# DATASET CONTENT:
==========
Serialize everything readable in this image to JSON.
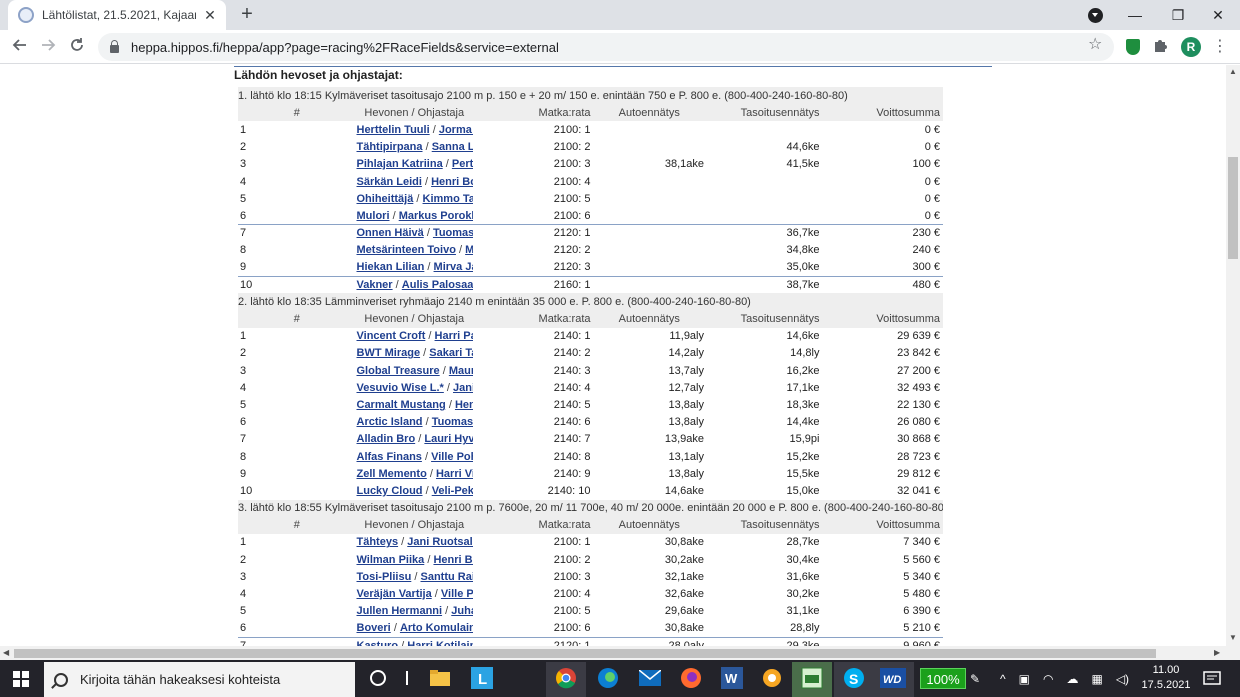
{
  "browser": {
    "tab_title": "Lähtölistat, 21.5.2021, Kajaani - H",
    "new_tab": "+",
    "url": "heppa.hippos.fi/heppa/app?page=racing%2FRaceFields&service=external",
    "profile_initial": "R",
    "minimize": "—",
    "restore": "❐",
    "close": "✕"
  },
  "page": {
    "section_title": "Lähdön hevoset ja ohjastajat:",
    "columns": {
      "num": "#",
      "horse": "Hevonen / Ohjastaja",
      "dist": "Matka:rata",
      "auto": "Autoennätys",
      "tas": "Tasoitusennätys",
      "win": "Voittosumma"
    },
    "separator": "/",
    "races": [
      {
        "header": "1. lähtö klo 18:15 Kylmäveriset tasoitusajo 2100 m p. 150 e + 20 m/ 150 e. enintään 750 e P. 800 e. (800-400-240-160-80-80)",
        "rows": [
          {
            "num": "1",
            "horse": "Herttelin Tuuli",
            "driver": "Jorma Tiilikainen",
            "dist": "2100: 1",
            "auto": "",
            "tas": "",
            "win": "0 €"
          },
          {
            "num": "2",
            "horse": "Tähtipirpana",
            "driver": "Sanna Lehto",
            "dist": "2100: 2",
            "auto": "",
            "tas": "44,6ke",
            "win": "0 €"
          },
          {
            "num": "3",
            "horse": "Pihlajan Katriina",
            "driver": "Pertti Taskinen",
            "dist": "2100: 3",
            "auto": "38,1ake",
            "tas": "41,5ke",
            "win": "100 €"
          },
          {
            "num": "4",
            "horse": "Särkän Leidi",
            "driver": "Henri Bollström",
            "dist": "2100: 4",
            "auto": "",
            "tas": "",
            "win": "0 €"
          },
          {
            "num": "5",
            "horse": "Ohiheittäjä",
            "driver": "Kimmo Taipale",
            "dist": "2100: 5",
            "auto": "",
            "tas": "",
            "win": "0 €"
          },
          {
            "num": "6",
            "horse": "Mulori",
            "driver": "Markus Porokka",
            "dist": "2100: 6",
            "auto": "",
            "tas": "",
            "win": "0 €"
          },
          {
            "num": "7",
            "horse": "Onnen Häivä",
            "driver": "Tuomas Pakkanen",
            "dist": "2120: 1",
            "auto": "",
            "tas": "36,7ke",
            "win": "230 €",
            "divider": true
          },
          {
            "num": "8",
            "horse": "Metsärinteen Toivo",
            "driver": "Mauri Jaara",
            "dist": "2120: 2",
            "auto": "",
            "tas": "34,8ke",
            "win": "240 €"
          },
          {
            "num": "9",
            "horse": "Hiekan Lilian",
            "driver": "Mirva Janatuinen",
            "dist": "2120: 3",
            "auto": "",
            "tas": "35,0ke",
            "win": "300 €"
          },
          {
            "num": "10",
            "horse": "Vakner",
            "driver": "Aulis Palosaari",
            "dist": "2160: 1",
            "auto": "",
            "tas": "38,7ke",
            "win": "480 €",
            "divider": true
          }
        ]
      },
      {
        "header": "2. lähtö klo 18:35 Lämminveriset ryhmäajo 2140 m enintään 35 000 e. P. 800 e. (800-400-240-160-80-80)",
        "rows": [
          {
            "num": "1",
            "horse": "Vincent Croft",
            "driver": "Harri Partanen",
            "dist": "2140: 1",
            "auto": "11,9aly",
            "tas": "14,6ke",
            "win": "29 639 €"
          },
          {
            "num": "2",
            "horse": "BWT Mirage",
            "driver": "Sakari Talikka",
            "dist": "2140: 2",
            "auto": "14,2aly",
            "tas": "14,8ly",
            "win": "23 842 €"
          },
          {
            "num": "3",
            "horse": "Global Treasure",
            "driver": "Mauri Jaara",
            "dist": "2140: 3",
            "auto": "13,7aly",
            "tas": "16,2ke",
            "win": "27 200 €"
          },
          {
            "num": "4",
            "horse": "Vesuvio Wise L.*",
            "driver": "Jani Ruotsalainen",
            "dist": "2140: 4",
            "auto": "12,7aly",
            "tas": "17,1ke",
            "win": "32 493 €"
          },
          {
            "num": "5",
            "horse": "Carmalt Mustang",
            "driver": "Henri Bollström",
            "dist": "2140: 5",
            "auto": "13,8aly",
            "tas": "18,3ke",
            "win": "22 130 €"
          },
          {
            "num": "6",
            "horse": "Arctic Island",
            "driver": "Tuomas Pakkanen",
            "dist": "2140: 6",
            "auto": "13,8aly",
            "tas": "14,4ke",
            "win": "26 080 €"
          },
          {
            "num": "7",
            "horse": "Alladin Bro",
            "driver": "Lauri Hyvönen",
            "dist": "2140: 7",
            "auto": "13,9ake",
            "tas": "15,9pi",
            "win": "30 868 €"
          },
          {
            "num": "8",
            "horse": "Alfas Finans",
            "driver": "Ville Pohjola",
            "dist": "2140: 8",
            "auto": "13,1aly",
            "tas": "15,2ke",
            "win": "28 723 €"
          },
          {
            "num": "9",
            "horse": "Zell Memento",
            "driver": "Harri Vimpari",
            "dist": "2140: 9",
            "auto": "13,8aly",
            "tas": "15,5ke",
            "win": "29 812 €"
          },
          {
            "num": "10",
            "horse": "Lucky Cloud",
            "driver": "Veli-Pekka Toivanen",
            "dist": "2140: 10",
            "auto": "14,6ake",
            "tas": "15,0ke",
            "win": "32 041 €"
          }
        ]
      },
      {
        "header": "3. lähtö klo 18:55 Kylmäveriset tasoitusajo 2100 m p. 7600e, 20 m/ 11 700e, 40 m/ 20 000e. enintään 20 000 e P. 800 e. (800-400-240-160-80-80)",
        "rows": [
          {
            "num": "1",
            "horse": "Tähteys",
            "driver": "Jani Ruotsalainen",
            "dist": "2100: 1",
            "auto": "30,8ake",
            "tas": "28,7ke",
            "win": "7 340 €"
          },
          {
            "num": "2",
            "horse": "Wilman Piika",
            "driver": "Henri Bollström",
            "dist": "2100: 2",
            "auto": "30,2ake",
            "tas": "30,4ke",
            "win": "5 560 €"
          },
          {
            "num": "3",
            "horse": "Tosi-Pliisu",
            "driver": "Santtu Raitala",
            "dist": "2100: 3",
            "auto": "32,1ake",
            "tas": "31,6ke",
            "win": "5 340 €"
          },
          {
            "num": "4",
            "horse": "Veräjän Vartija",
            "driver": "Ville Pohjola",
            "dist": "2100: 4",
            "auto": "32,6ake",
            "tas": "30,2ke",
            "win": "5 480 €"
          },
          {
            "num": "5",
            "horse": "Jullen Hermanni",
            "driver": "Juhani Harmoinen",
            "dist": "2100: 5",
            "auto": "29,6ake",
            "tas": "31,1ke",
            "win": "6 390 €"
          },
          {
            "num": "6",
            "horse": "Boveri",
            "driver": "Arto Komulainen",
            "dist": "2100: 6",
            "auto": "30,8ake",
            "tas": "28,8ly",
            "win": "5 210 €"
          },
          {
            "num": "7",
            "horse": "Kasturo",
            "driver": "Harri Kotilainen",
            "dist": "2120: 1",
            "auto": "28,0aly",
            "tas": "29,3ke",
            "win": "9 960 €",
            "divider": true
          }
        ]
      }
    ]
  },
  "taskbar": {
    "search_placeholder": "Kirjoita tähän hakeaksesi kohteista",
    "battery": "100%",
    "time": "11.00",
    "date": "17.5.2021",
    "pinned": [
      "cortana-icon",
      "task-view-icon",
      "file-explorer-icon",
      "l-app-icon",
      "chrome-icon",
      "edge-icon",
      "mail-icon",
      "firefox-icon",
      "word-icon",
      "sun-app-icon",
      "green-app-icon",
      "skype-icon",
      "wd-icon"
    ]
  }
}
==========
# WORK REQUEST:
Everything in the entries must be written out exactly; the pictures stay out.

# RESULT:
Serialize everything readable in this image to JSON.
{
  "browser": {
    "tab_title": "Lähtölistat, 21.5.2021, Kajaani - H",
    "new_tab": "+",
    "url": "heppa.hippos.fi/heppa/app?page=racing%2FRaceFields&service=external",
    "profile_initial": "R",
    "minimize": "—",
    "restore": "❐",
    "close": "✕"
  },
  "page": {
    "section_title": "Lähdön hevoset ja ohjastajat:",
    "columns": {
      "num": "#",
      "horse": "Hevonen / Ohjastaja",
      "dist": "Matka:rata",
      "auto": "Autoennätys",
      "tas": "Tasoitusennätys",
      "win": "Voittosumma"
    },
    "separator": "/",
    "races": [
      {
        "header": "1. lähtö klo 18:15 Kylmäveriset tasoitusajo 2100 m p. 150 e + 20 m/ 150 e. enintään 750 e P. 800 e. (800-400-240-160-80-80)",
        "rows": [
          {
            "num": "1",
            "horse": "Herttelin Tuuli",
            "driver": "Jorma Tiilikainen",
            "dist": "2100: 1",
            "auto": "",
            "tas": "",
            "win": "0 €"
          },
          {
            "num": "2",
            "horse": "Tähtipirpana",
            "driver": "Sanna Lehto",
            "dist": "2100: 2",
            "auto": "",
            "tas": "44,6ke",
            "win": "0 €"
          },
          {
            "num": "3",
            "horse": "Pihlajan Katriina",
            "driver": "Pertti Taskinen",
            "dist": "2100: 3",
            "auto": "38,1ake",
            "tas": "41,5ke",
            "win": "100 €"
          },
          {
            "num": "4",
            "horse": "Särkän Leidi",
            "driver": "Henri Bollström",
            "dist": "2100: 4",
            "auto": "",
            "tas": "",
            "win": "0 €"
          },
          {
            "num": "5",
            "horse": "Ohiheittäjä",
            "driver": "Kimmo Taipale",
            "dist": "2100: 5",
            "auto": "",
            "tas": "",
            "win": "0 €"
          },
          {
            "num": "6",
            "horse": "Mulori",
            "driver": "Markus Porokka",
            "dist": "2100: 6",
            "auto": "",
            "tas": "",
            "win": "0 €"
          },
          {
            "num": "7",
            "horse": "Onnen Häivä",
            "driver": "Tuomas Pakkanen",
            "dist": "2120: 1",
            "auto": "",
            "tas": "36,7ke",
            "win": "230 €",
            "divider": true
          },
          {
            "num": "8",
            "horse": "Metsärinteen Toivo",
            "driver": "Mauri Jaara",
            "dist": "2120: 2",
            "auto": "",
            "tas": "34,8ke",
            "win": "240 €"
          },
          {
            "num": "9",
            "horse": "Hiekan Lilian",
            "driver": "Mirva Janatuinen",
            "dist": "2120: 3",
            "auto": "",
            "tas": "35,0ke",
            "win": "300 €"
          },
          {
            "num": "10",
            "horse": "Vakner",
            "driver": "Aulis Palosaari",
            "dist": "2160: 1",
            "auto": "",
            "tas": "38,7ke",
            "win": "480 €",
            "divider": true
          }
        ]
      },
      {
        "header": "2. lähtö klo 18:35 Lämminveriset ryhmäajo 2140 m enintään 35 000 e. P. 800 e. (800-400-240-160-80-80)",
        "rows": [
          {
            "num": "1",
            "horse": "Vincent Croft",
            "driver": "Harri Partanen",
            "dist": "2140: 1",
            "auto": "11,9aly",
            "tas": "14,6ke",
            "win": "29 639 €"
          },
          {
            "num": "2",
            "horse": "BWT Mirage",
            "driver": "Sakari Talikka",
            "dist": "2140: 2",
            "auto": "14,2aly",
            "tas": "14,8ly",
            "win": "23 842 €"
          },
          {
            "num": "3",
            "horse": "Global Treasure",
            "driver": "Mauri Jaara",
            "dist": "2140: 3",
            "auto": "13,7aly",
            "tas": "16,2ke",
            "win": "27 200 €"
          },
          {
            "num": "4",
            "horse": "Vesuvio Wise L.*",
            "driver": "Jani Ruotsalainen",
            "dist": "2140: 4",
            "auto": "12,7aly",
            "tas": "17,1ke",
            "win": "32 493 €"
          },
          {
            "num": "5",
            "horse": "Carmalt Mustang",
            "driver": "Henri Bollström",
            "dist": "2140: 5",
            "auto": "13,8aly",
            "tas": "18,3ke",
            "win": "22 130 €"
          },
          {
            "num": "6",
            "horse": "Arctic Island",
            "driver": "Tuomas Pakkanen",
            "dist": "2140: 6",
            "auto": "13,8aly",
            "tas": "14,4ke",
            "win": "26 080 €"
          },
          {
            "num": "7",
            "horse": "Alladin Bro",
            "driver": "Lauri Hyvönen",
            "dist": "2140: 7",
            "auto": "13,9ake",
            "tas": "15,9pi",
            "win": "30 868 €"
          },
          {
            "num": "8",
            "horse": "Alfas Finans",
            "driver": "Ville Pohjola",
            "dist": "2140: 8",
            "auto": "13,1aly",
            "tas": "15,2ke",
            "win": "28 723 €"
          },
          {
            "num": "9",
            "horse": "Zell Memento",
            "driver": "Harri Vimpari",
            "dist": "2140: 9",
            "auto": "13,8aly",
            "tas": "15,5ke",
            "win": "29 812 €"
          },
          {
            "num": "10",
            "horse": "Lucky Cloud",
            "driver": "Veli-Pekka Toivanen",
            "dist": "2140: 10",
            "auto": "14,6ake",
            "tas": "15,0ke",
            "win": "32 041 €"
          }
        ]
      },
      {
        "header": "3. lähtö klo 18:55 Kylmäveriset tasoitusajo 2100 m p. 7600e, 20 m/ 11 700e, 40 m/ 20 000e. enintään 20 000 e P. 800 e. (800-400-240-160-80-80)",
        "rows": [
          {
            "num": "1",
            "horse": "Tähteys",
            "driver": "Jani Ruotsalainen",
            "dist": "2100: 1",
            "auto": "30,8ake",
            "tas": "28,7ke",
            "win": "7 340 €"
          },
          {
            "num": "2",
            "horse": "Wilman Piika",
            "driver": "Henri Bollström",
            "dist": "2100: 2",
            "auto": "30,2ake",
            "tas": "30,4ke",
            "win": "5 560 €"
          },
          {
            "num": "3",
            "horse": "Tosi-Pliisu",
            "driver": "Santtu Raitala",
            "dist": "2100: 3",
            "auto": "32,1ake",
            "tas": "31,6ke",
            "win": "5 340 €"
          },
          {
            "num": "4",
            "horse": "Veräjän Vartija",
            "driver": "Ville Pohjola",
            "dist": "2100: 4",
            "auto": "32,6ake",
            "tas": "30,2ke",
            "win": "5 480 €"
          },
          {
            "num": "5",
            "horse": "Jullen Hermanni",
            "driver": "Juhani Harmoinen",
            "dist": "2100: 5",
            "auto": "29,6ake",
            "tas": "31,1ke",
            "win": "6 390 €"
          },
          {
            "num": "6",
            "horse": "Boveri",
            "driver": "Arto Komulainen",
            "dist": "2100: 6",
            "auto": "30,8ake",
            "tas": "28,8ly",
            "win": "5 210 €"
          },
          {
            "num": "7",
            "horse": "Kasturo",
            "driver": "Harri Kotilainen",
            "dist": "2120: 1",
            "auto": "28,0aly",
            "tas": "29,3ke",
            "win": "9 960 €",
            "divider": true
          }
        ]
      }
    ]
  },
  "taskbar": {
    "search_placeholder": "Kirjoita tähän hakeaksesi kohteista",
    "battery": "100%",
    "time": "11.00",
    "date": "17.5.2021",
    "pinned": [
      "cortana-icon",
      "task-view-icon",
      "file-explorer-icon",
      "l-app-icon",
      "chrome-icon",
      "edge-icon",
      "mail-icon",
      "firefox-icon",
      "word-icon",
      "sun-app-icon",
      "green-app-icon",
      "skype-icon",
      "wd-icon"
    ]
  }
}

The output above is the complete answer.